• _Work required_
Go through the listing and copy each line with the string "label".

____________________

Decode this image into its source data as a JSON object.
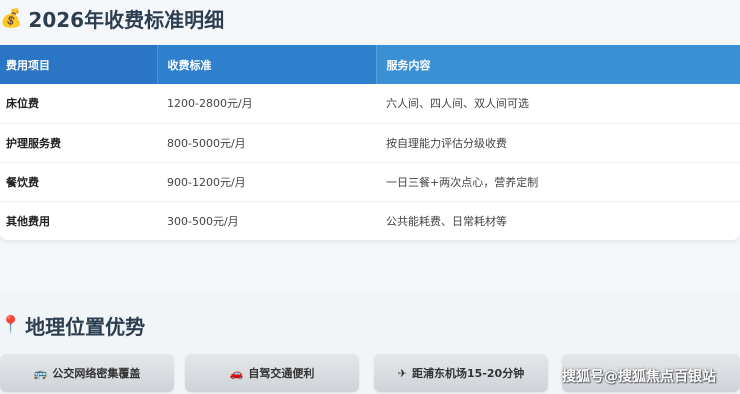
{
  "fees": {
    "heading_icon": "money-bag-icon",
    "heading": "2026年收费标准明细",
    "columns": [
      "费用项目",
      "收费标准",
      "服务内容"
    ],
    "rows": [
      {
        "item": "床位费",
        "price": "1200-2800元/月",
        "content": "六人间、四人间、双人间可选"
      },
      {
        "item": "护理服务费",
        "price": "800-5000元/月",
        "content": "按自理能力评估分级收费"
      },
      {
        "item": "餐饮费",
        "price": "900-1200元/月",
        "content": "一日三餐+两次点心，营养定制"
      },
      {
        "item": "其他费用",
        "price": "300-500元/月",
        "content": "公共能耗费、日常耗材等"
      }
    ]
  },
  "location": {
    "heading_icon": "pushpin-icon",
    "heading": "地理位置优势",
    "chips": [
      {
        "icon": "bus-icon",
        "label": "公交网络密集覆盖"
      },
      {
        "icon": "car-icon",
        "label": "自驾交通便利"
      },
      {
        "icon": "airplane-icon",
        "label": "距浦东机场15-20分钟"
      },
      {
        "icon": "",
        "label": ""
      }
    ]
  },
  "watermark": "搜狐号@搜狐焦点百银站"
}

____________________

• _Task solution_
        "label": "公交网络密集覆盖"
        "label": "自驾交通便利"
        "label": "距浦东机场15-20分钟"
        "label": ""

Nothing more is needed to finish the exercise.